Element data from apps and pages
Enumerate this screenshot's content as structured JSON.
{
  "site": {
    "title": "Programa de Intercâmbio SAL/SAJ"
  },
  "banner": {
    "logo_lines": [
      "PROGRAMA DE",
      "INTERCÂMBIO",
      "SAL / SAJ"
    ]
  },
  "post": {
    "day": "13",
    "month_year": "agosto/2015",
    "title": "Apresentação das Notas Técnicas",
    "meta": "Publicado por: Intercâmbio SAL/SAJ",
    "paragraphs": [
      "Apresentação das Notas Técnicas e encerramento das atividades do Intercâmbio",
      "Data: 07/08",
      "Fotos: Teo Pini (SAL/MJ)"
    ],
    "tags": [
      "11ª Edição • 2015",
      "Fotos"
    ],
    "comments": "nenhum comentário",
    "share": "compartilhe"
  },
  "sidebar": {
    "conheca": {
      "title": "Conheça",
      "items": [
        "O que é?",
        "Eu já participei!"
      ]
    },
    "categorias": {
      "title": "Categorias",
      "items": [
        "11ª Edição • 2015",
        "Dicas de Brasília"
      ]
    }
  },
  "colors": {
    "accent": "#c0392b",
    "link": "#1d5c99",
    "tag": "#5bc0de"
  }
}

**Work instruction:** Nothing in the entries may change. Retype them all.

**Your solution:**
Enumerate this screenshot's content as structured JSON.
{
  "site": {
    "title": "Programa de Intercâmbio SAL/SAJ"
  },
  "banner": {
    "logo_lines": [
      "PROGRAMA DE",
      "INTERCÂMBIO",
      "SAL / SAJ"
    ]
  },
  "post": {
    "day": "13",
    "month_year": "agosto/2015",
    "title": "Apresentação das Notas Técnicas",
    "meta": "Publicado por: Intercâmbio SAL/SAJ",
    "paragraphs": [
      "Apresentação das Notas Técnicas e encerramento das atividades do Intercâmbio",
      "Data: 07/08",
      "Fotos: Teo Pini (SAL/MJ)"
    ],
    "tags": [
      "11ª Edição • 2015",
      "Fotos"
    ],
    "comments": "nenhum comentário",
    "share": "compartilhe"
  },
  "sidebar": {
    "conheca": {
      "title": "Conheça",
      "items": [
        "O que é?",
        "Eu já participei!"
      ]
    },
    "categorias": {
      "title": "Categorias",
      "items": [
        "11ª Edição • 2015",
        "Dicas de Brasília"
      ]
    }
  },
  "colors": {
    "accent": "#c0392b",
    "link": "#1d5c99",
    "tag": "#5bc0de"
  }
}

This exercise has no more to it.